Delighted to have received such news from James, he decided to check out the Pdf file attachment and the clicked the link. On the site page, he saw a login screen and upon entering his office login details, he was unable to login. He tried three more times before considering that it could be a scam. Unfortunately, he has clicked the site (1), entered his office login details (2) and downloaded the attachment (3). 3 means of attack with just a mail. Even if he was smart to have not done the 3, he could have done 1.
Let us analyse it:
Thomas and James both work in Cenox limited and their domain is cenox.com. The sender’s email address (from) shows that the mail is not from the organization. The complete email address carries a different domain.
These are 2 different things.
He failed at checking the email to confirm if it is legit. One more important thing to note; usually the way a scam mail body is written will be suspicious. However, not all scammers make a typographic error in mail composing as we usually believe. They have grown smarter.
Then when Thomas opened the attachment, a malware could have sneaked into his device. Moreover, some attachments are programs that run underneath as attachment. You may not notice a difference or at most, you see the screen blink.
Let me be a little technical
When you open an email, several things start happening in the background that allows it to display properly on your device. Most times if an email includes pictures or resources like special fonts, these are downloaded from the sender’s web server. While many legitimate businesses use this to make more visually appealing emails, these can be abused by criminals to transfer malware to your devices or find out your IP address, location, device details, traceroutes etc. An attacker can piece together the data in seconds and build up an accurate picture of their potential victims even if the email is deleted immediately after opening.
Also, attachments like DOC, PDF, PXT, ZIP etc can hide executable software codes which run on click-open. These codes install malware, such as Ransomware and software that logs keystrokes, allowing cybercriminals to steal login details.
Link is opened by either clicking the link or copying it to a browser. Now, I am not saying all bitly links are scam links but cybercriminals have become so smart that they hide the exact URL under a link shorteners like BITLY API, CUTLY API, OWLY API, YOURLS API etc.
How to stay safe
- Be wary of unsolicited and suspicious emails and mail attachments, even from people you know. Just because an email message looks like it came from an associate doesn’t mean it did. Check the FROM of your email before you open. Some email addresses can sometimes be spoofed, so to double-check, click “reply” to see what email appears in the “To” field. But do not reply to the email
- Use your knowledge of the person (sender). If you receive an email that looks like it’s from someone you know, check carefully to see if it matches their usual phrase or tone. Do they use a name, greeting, or signatures other than the one you’re seeing in the mail?
- Follow your instinct about a mail.

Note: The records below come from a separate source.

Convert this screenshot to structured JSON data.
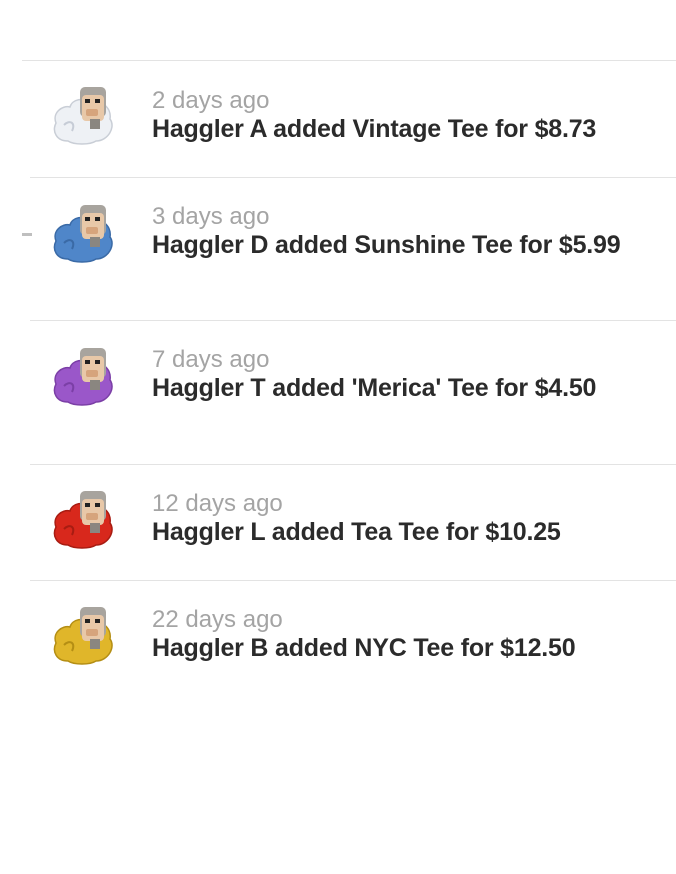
{
  "feed": {
    "items": [
      {
        "time": "2 days ago",
        "message": "Haggler A added Vintage Tee for $8.73",
        "avatar_color": "#e8ebf0",
        "avatar_icon": "haggler-avatar-icon"
      },
      {
        "time": "3 days ago",
        "message": "Haggler D added Sunshine Tee for $5.99",
        "avatar_color": "#4f86c9",
        "avatar_icon": "haggler-avatar-icon"
      },
      {
        "time": "7 days ago",
        "message": "Haggler T added 'Merica' Tee for $4.50",
        "avatar_color": "#9a57c9",
        "avatar_icon": "haggler-avatar-icon"
      },
      {
        "time": "12 days ago",
        "message": "Haggler L added Tea Tee for $10.25",
        "avatar_color": "#d8281c",
        "avatar_icon": "haggler-avatar-icon"
      },
      {
        "time": "22 days ago",
        "message": "Haggler B added NYC Tee for $12.50",
        "avatar_color": "#e0b62a",
        "avatar_icon": "haggler-avatar-icon"
      }
    ]
  }
}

Be suspicious. Once the mail looks phishy (Fishy), scrutinize it.
- Save and scan any attachments before opening them. If you must open an attachment before you can verify the legitimacy, save it on your system, manually scan the file with an updated antivirus before you open it. Please pay for an antivirus, stop using free or outdated antivirus.

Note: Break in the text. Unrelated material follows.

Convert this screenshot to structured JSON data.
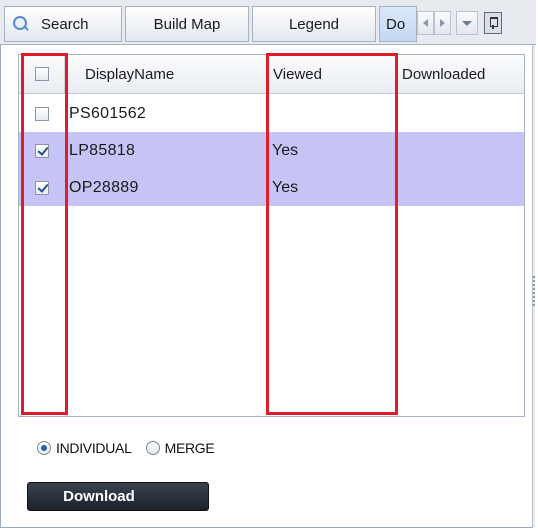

- Disable automatically download of attachment (if enabled) in your mail Application. This will help you specify which mail you want its attachments downloaded.
- Once you identify a mail to be a scam, send it to the spam folder immediately, rather than just deleting. It will train the spam filter to look out for such emails and mark them as spam. Do not forward to another person. As a best practice run a full system scan on your system with an up-to-date Antivirus.
- For browsing in business centres, users should always log off, clear browsing history or if possible, use in private or incognito tabs. Most browsers have such features.